The appraiser should be totally unbiased, independent and not be trying to sell you ?one of his own'. IGI is one of the largest appraising firms in the industry but there are many independent appraisers. The key is to find someone you trust and make sure they have the credentials to appraise jewelry. Gemological training is crucial. Choose a professional jewelry appraiser who is a credentialed member of a nationally recognized jewelry appraisal organization, such as the American Society of Appraisers (ASA), International Society of Appraisers ISA, and American Gem Society AGS, as well as a Graduate Gemologist (GG) of the Gemological Institute of America (GIA).

Estimating the Replacement Value

Appraisers use one of two methods (and sometimes both) to estimate replacement value. Usually, an appraiser breaks down all the components and applies the average mark-up to the piece indicative of the market level (cost method) and then researches the price the piece is currently selling for (market data comparison method). Also see Save Real Money.

What does an Appraisal include?

Appraisals normally give an accurate qualitative report of the diamond. They may include:

  • Identity of the diamond
  • Measurements and weights of the stones
  • Relevant treatment information
  • Description of the 4C's (carat, cut, clarity and color)
  • Plot diagram of the inclusions and imperfections in the stone
  • Test results of the fineness of the diamond
  • Weight and description of the mounting
  • Manufacturers and designers names
  • Cleaning and thorough inspection of the piece
  • Photograph
  • List of the tests performed and the instruments used for the testing
  • Definitions and explanations of the terminology that the report uses
  • Appraiser's credentials
  • Certification of appraisal practices

In-House Appraisals

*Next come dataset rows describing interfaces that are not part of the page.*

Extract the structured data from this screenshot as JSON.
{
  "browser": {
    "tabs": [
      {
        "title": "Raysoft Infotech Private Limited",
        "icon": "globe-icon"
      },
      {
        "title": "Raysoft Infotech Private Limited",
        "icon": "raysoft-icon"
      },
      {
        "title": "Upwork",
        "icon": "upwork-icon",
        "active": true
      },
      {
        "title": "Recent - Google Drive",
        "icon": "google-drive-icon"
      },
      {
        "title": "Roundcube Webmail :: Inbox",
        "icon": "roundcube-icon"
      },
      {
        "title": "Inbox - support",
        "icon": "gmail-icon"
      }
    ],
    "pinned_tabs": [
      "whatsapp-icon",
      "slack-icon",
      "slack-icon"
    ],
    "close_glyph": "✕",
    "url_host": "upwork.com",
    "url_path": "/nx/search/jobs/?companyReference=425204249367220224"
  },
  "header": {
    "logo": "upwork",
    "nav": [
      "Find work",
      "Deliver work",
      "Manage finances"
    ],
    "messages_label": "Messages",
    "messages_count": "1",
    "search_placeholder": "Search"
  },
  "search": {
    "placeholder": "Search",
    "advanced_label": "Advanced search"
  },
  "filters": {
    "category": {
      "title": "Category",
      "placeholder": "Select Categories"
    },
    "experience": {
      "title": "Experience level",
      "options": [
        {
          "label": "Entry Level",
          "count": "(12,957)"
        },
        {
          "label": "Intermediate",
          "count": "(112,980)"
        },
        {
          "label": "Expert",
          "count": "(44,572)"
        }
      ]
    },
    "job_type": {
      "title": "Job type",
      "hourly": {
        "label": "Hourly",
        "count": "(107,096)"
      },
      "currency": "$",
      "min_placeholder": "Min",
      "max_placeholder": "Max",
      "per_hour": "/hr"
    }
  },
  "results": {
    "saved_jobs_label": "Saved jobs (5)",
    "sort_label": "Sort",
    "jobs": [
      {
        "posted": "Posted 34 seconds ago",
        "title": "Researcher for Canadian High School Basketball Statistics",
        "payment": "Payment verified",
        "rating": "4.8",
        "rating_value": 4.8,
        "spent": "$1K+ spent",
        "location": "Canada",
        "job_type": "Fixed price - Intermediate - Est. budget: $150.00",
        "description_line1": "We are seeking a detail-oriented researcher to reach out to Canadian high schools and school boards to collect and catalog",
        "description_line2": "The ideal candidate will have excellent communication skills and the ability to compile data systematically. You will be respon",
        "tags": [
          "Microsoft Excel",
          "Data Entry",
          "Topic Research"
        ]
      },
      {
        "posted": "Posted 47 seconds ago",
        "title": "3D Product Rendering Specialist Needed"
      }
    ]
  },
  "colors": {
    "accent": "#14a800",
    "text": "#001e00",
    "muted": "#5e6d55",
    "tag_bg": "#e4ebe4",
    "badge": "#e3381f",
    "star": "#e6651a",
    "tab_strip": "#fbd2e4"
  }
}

People often use an in-house appraiser (an appraiser who works for the jewelry store where the merchandise has been purchased) to assess newly purchased jewelry. If the appraiser works for the store where the jewelry was purchased, the appraisal may not be completely objective and you may want to consider an independent appraiser. To obtain information about a reliable independent jewelry appraiser, you can go to the website of the National Association of Jewelry Appraisers, www.najaappraisers.com.